Tadorna ferruginea is a rather special bird. In Buddhism, it’s sacred. The species is also nocturnal.
I saw this specimen at the Farmoor reservoir near Oxford – that’s really unusual. It’s quite likely the bird has gone feral, because the main area ranges from south-east Europe to Asia. The European population is in decline, mainly because of hunting.
Psittacula krameri is also known as ring-necked parakeet, Kingston parakeet or Twickenham parakeet. The last two names signify that these birds not only live in tropical Africa and Asia, but also in London. I saw this one at Kew Gardens. It’s tricky to spot the birds among the foliage, but their calls can be heard even when the planes are flying over.
Bath is town full of art and a wide range of architecture. The most famous architectural style is Georgian, like the Circus. The city centre is a world heritage site.
Bath is also the only place in the UK with natural hot springs. It’s possible to go into one of the spas (which I didn’t), or to see how the old Romans did it (which I did). What I admired most at the baths in Bath, however, was a relic of Sulis Minerva, goddess of the hot springs.
My personal highlight was somewhat off the beaten track. Welcome to the Herschel house! Caroline and William Herschel were two astronomers who were famous for their telescopes with home-polished mirrors, and comet hunting. If you feel like walking in their footsteps, you can be a citizen scientist and help with one of the astronomy projects on the Zooniverse platform.

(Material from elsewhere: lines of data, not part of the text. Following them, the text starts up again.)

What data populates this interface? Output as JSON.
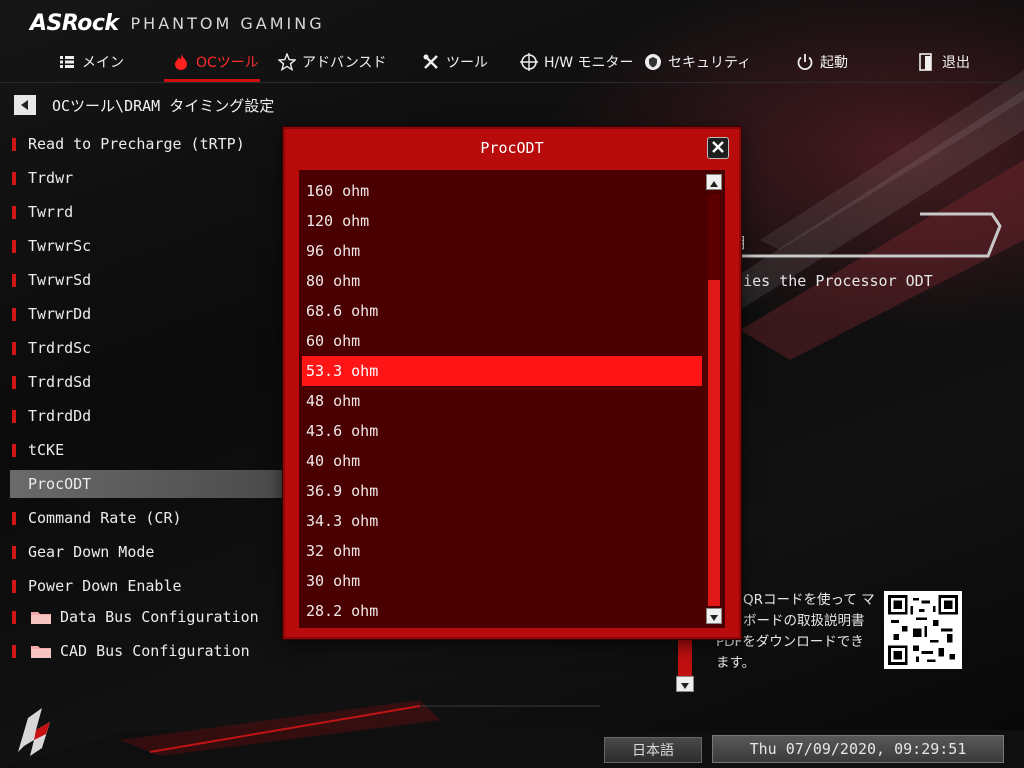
{
  "brand": {
    "logo": "ASRock",
    "subtitle": "PHANTOM GAMING"
  },
  "nav": {
    "items": [
      {
        "label": "メイン",
        "icon": "list-icon",
        "active": false
      },
      {
        "label": "OCツール",
        "icon": "flame-icon",
        "active": true
      },
      {
        "label": "アドバンスド",
        "icon": "star-icon",
        "active": false
      },
      {
        "label": "ツール",
        "icon": "tools-icon",
        "active": false
      },
      {
        "label": "H/W モニター",
        "icon": "crosshair-icon",
        "active": false
      },
      {
        "label": "セキュリティ",
        "icon": "shield-icon",
        "active": false
      },
      {
        "label": "起動",
        "icon": "power-icon",
        "active": false
      },
      {
        "label": "退出",
        "icon": "exit-icon",
        "active": false
      }
    ]
  },
  "breadcrumb": {
    "text": "OCツール\\DRAM タイミング設定"
  },
  "settings": {
    "items": [
      {
        "label": "Read to Precharge (tRTP)"
      },
      {
        "label": "Trdwr"
      },
      {
        "label": "Twrrd"
      },
      {
        "label": "TwrwrSc"
      },
      {
        "label": "TwrwrSd"
      },
      {
        "label": "TwrwrDd"
      },
      {
        "label": "TrdrdSc"
      },
      {
        "label": "TrdrdSd"
      },
      {
        "label": "TrdrdDd"
      },
      {
        "label": "tCKE"
      },
      {
        "label": "ProcODT",
        "selected": true
      },
      {
        "label": "Command Rate (CR)"
      },
      {
        "label": "Gear Down Mode"
      },
      {
        "label": "Power Down Enable"
      }
    ],
    "folders": [
      {
        "label": "Data Bus Configuration"
      },
      {
        "label": "CAD Bus Configuration"
      }
    ]
  },
  "help": {
    "title_visible": "明",
    "text_visible": "cifies the Processor ODT"
  },
  "qr": {
    "text_visible": "このQRコードを使って マザーボードの取扱説明書PDFをダウンロードできます。"
  },
  "footer": {
    "language": "日本語",
    "datetime": "Thu 07/09/2020, 09:29:51"
  },
  "dialog": {
    "title": "ProcODT",
    "options": [
      "160 ohm",
      "120 ohm",
      "96 ohm",
      "80 ohm",
      "68.6 ohm",
      "60 ohm",
      "53.3 ohm",
      "48 ohm",
      "43.6 ohm",
      "40 ohm",
      "36.9 ohm",
      "34.3 ohm",
      "32 ohm",
      "30 ohm",
      "28.2 ohm"
    ],
    "selected": "53.3 ohm"
  },
  "colors": {
    "accent": "#d01010",
    "highlight": "#ff1515",
    "dialog_bg": "#b80c0c",
    "list_bg": "#4a0000"
  }
}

Emberiza schoeniclus is a bird I really like – the males are easy to identify and their song is simple but recognizable even for someone who has difficulties telling songs apart (like me). They need reedbeds to breed, so where there is a bit of proper wetland, there are the buntings. This one sang in the RSPB reserve in Otmoor earlier this year.
In Oxford, Milvus milvus is a common sight and has been for a few years, after a successful reintroduction scheme some decades ago. The situation throughout the Western Paleoarctic is rather mixed for the species, and overall not very bright.